** Opening DATASET EXCERPTS block **

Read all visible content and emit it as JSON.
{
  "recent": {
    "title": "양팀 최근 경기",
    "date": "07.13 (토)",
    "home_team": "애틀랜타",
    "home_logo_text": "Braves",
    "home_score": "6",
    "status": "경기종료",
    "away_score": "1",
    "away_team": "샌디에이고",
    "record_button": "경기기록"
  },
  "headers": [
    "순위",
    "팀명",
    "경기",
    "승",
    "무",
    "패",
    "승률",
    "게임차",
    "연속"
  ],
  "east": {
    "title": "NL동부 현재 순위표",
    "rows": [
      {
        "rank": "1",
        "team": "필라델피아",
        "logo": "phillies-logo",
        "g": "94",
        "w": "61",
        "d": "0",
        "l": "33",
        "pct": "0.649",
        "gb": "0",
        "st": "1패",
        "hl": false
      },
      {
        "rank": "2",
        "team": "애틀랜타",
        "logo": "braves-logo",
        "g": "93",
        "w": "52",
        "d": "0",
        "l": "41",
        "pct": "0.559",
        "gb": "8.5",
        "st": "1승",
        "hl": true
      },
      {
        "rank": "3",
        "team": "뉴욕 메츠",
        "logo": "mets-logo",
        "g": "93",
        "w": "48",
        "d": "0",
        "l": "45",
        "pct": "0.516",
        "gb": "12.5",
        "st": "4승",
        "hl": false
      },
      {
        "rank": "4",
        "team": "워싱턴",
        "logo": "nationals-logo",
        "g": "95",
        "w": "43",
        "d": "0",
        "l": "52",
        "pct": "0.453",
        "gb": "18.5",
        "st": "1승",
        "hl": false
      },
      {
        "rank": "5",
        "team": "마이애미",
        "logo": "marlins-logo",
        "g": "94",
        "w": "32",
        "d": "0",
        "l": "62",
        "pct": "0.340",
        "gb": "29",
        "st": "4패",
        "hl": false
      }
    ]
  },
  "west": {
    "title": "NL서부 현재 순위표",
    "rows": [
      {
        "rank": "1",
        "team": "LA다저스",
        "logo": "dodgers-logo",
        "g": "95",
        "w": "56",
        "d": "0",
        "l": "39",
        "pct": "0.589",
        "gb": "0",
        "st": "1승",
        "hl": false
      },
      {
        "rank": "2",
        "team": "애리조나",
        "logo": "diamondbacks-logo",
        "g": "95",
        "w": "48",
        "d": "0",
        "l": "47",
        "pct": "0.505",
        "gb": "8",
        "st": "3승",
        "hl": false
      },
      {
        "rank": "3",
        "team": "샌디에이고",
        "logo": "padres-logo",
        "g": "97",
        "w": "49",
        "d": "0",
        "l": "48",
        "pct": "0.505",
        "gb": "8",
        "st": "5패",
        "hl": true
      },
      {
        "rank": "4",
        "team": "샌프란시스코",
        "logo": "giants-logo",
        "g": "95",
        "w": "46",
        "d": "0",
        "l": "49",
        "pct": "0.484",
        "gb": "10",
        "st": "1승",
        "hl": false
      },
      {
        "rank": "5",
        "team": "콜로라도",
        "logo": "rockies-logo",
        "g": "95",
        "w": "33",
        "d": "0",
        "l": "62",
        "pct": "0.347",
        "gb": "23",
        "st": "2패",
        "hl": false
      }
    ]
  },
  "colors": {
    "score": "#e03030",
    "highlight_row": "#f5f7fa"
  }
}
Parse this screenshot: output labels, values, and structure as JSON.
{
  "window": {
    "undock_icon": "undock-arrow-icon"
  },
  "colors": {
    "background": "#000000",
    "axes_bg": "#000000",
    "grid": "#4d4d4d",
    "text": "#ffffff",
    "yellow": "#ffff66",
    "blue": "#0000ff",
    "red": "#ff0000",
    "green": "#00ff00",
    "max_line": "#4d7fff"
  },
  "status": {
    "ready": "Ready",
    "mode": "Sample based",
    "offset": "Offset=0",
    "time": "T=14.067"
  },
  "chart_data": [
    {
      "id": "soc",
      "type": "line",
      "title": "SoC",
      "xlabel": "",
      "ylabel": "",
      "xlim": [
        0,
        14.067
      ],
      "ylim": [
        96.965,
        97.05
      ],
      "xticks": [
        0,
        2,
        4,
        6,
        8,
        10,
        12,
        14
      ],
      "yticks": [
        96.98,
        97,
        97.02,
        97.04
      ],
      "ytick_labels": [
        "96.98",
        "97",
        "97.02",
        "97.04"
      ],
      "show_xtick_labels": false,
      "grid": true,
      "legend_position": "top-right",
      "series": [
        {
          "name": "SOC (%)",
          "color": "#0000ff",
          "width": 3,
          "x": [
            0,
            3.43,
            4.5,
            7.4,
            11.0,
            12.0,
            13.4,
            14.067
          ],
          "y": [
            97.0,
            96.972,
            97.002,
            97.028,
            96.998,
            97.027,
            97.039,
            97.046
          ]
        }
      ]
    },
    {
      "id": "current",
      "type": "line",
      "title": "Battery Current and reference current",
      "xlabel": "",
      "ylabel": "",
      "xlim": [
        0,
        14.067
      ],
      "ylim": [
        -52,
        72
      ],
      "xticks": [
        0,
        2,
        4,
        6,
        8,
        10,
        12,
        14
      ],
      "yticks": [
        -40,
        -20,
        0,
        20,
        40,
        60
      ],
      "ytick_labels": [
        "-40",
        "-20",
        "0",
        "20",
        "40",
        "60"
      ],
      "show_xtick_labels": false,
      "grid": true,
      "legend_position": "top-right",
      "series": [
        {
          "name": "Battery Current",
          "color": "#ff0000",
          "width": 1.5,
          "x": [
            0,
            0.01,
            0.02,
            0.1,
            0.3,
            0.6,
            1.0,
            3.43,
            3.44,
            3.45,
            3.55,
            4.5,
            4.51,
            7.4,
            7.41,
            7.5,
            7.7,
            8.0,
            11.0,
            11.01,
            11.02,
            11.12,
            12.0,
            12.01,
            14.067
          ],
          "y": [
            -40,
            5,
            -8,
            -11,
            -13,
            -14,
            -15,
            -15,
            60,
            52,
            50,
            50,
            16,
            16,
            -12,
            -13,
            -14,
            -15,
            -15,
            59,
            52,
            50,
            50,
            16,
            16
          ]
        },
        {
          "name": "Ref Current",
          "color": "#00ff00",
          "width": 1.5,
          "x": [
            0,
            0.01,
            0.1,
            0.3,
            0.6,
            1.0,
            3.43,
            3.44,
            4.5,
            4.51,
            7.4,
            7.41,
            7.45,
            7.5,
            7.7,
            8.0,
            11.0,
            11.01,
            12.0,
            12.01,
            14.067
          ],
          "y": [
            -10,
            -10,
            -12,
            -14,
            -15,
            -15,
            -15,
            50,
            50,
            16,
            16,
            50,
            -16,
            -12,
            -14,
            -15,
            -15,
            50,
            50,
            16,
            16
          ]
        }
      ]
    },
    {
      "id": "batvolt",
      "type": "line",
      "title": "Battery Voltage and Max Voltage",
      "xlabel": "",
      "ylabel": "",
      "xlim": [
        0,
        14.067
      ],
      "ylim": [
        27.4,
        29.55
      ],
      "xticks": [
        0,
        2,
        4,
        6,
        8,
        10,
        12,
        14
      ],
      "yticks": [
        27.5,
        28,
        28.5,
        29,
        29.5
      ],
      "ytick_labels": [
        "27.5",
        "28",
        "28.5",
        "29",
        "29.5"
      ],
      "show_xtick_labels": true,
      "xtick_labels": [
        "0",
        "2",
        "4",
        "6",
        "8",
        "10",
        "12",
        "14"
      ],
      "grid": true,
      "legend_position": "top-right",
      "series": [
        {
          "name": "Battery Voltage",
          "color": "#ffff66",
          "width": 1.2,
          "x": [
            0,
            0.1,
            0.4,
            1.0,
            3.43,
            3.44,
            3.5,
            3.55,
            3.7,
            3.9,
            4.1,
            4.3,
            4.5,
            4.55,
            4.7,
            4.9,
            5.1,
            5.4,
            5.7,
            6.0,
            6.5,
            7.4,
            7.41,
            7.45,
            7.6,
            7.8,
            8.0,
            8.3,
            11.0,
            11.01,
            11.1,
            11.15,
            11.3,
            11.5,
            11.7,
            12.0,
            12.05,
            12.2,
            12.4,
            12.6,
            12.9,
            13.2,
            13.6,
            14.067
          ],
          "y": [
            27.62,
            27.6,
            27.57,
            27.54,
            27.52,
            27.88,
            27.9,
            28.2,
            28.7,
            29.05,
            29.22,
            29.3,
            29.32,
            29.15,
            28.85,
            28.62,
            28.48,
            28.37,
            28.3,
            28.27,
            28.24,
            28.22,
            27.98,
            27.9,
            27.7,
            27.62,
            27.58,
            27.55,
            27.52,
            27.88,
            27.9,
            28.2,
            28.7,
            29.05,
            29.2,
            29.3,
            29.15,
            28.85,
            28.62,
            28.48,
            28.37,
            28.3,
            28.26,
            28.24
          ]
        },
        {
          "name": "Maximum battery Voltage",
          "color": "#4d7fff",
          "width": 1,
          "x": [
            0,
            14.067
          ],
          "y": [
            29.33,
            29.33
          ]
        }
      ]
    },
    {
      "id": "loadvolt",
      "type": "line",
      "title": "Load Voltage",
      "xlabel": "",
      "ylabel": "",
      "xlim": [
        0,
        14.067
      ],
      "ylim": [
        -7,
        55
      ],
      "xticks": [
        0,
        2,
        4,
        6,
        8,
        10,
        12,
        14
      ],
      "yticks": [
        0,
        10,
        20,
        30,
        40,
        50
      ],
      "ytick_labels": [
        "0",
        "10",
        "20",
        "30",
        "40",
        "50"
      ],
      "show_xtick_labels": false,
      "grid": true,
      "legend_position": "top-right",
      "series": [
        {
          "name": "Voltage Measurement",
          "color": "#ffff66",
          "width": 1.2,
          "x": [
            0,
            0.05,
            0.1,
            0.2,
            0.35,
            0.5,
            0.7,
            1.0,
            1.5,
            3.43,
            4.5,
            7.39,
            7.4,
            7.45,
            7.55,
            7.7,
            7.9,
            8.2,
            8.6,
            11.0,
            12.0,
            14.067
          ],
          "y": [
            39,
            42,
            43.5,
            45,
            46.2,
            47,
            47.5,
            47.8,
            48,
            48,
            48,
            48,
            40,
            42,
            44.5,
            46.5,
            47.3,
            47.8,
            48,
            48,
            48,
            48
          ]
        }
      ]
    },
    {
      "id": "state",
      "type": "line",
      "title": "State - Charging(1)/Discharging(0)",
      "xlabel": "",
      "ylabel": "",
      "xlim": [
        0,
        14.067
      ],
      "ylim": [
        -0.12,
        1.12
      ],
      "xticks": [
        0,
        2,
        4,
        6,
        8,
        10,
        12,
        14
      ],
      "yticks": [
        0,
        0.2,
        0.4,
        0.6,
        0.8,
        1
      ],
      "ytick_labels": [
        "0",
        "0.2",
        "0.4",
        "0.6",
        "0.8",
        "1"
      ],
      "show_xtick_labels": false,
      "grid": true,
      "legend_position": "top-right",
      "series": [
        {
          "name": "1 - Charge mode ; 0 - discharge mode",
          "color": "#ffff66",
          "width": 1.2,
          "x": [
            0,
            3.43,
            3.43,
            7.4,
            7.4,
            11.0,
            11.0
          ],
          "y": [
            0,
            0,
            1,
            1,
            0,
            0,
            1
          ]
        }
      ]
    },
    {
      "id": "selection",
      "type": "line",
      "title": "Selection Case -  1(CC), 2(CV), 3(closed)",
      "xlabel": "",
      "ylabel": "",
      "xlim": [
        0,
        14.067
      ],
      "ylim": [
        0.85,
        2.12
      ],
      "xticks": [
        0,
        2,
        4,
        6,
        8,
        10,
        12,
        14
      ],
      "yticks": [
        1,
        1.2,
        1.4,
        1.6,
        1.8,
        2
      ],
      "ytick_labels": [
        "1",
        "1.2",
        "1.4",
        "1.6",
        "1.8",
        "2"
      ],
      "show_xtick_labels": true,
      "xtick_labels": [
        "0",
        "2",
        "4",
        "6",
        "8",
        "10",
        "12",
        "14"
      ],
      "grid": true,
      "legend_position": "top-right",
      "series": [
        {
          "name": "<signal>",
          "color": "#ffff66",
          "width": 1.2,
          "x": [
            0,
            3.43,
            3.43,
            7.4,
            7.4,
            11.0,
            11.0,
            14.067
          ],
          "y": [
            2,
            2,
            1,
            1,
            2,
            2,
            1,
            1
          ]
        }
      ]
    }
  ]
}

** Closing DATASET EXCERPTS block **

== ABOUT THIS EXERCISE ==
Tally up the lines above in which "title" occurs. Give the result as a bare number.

== FINAL ANSWER ==
9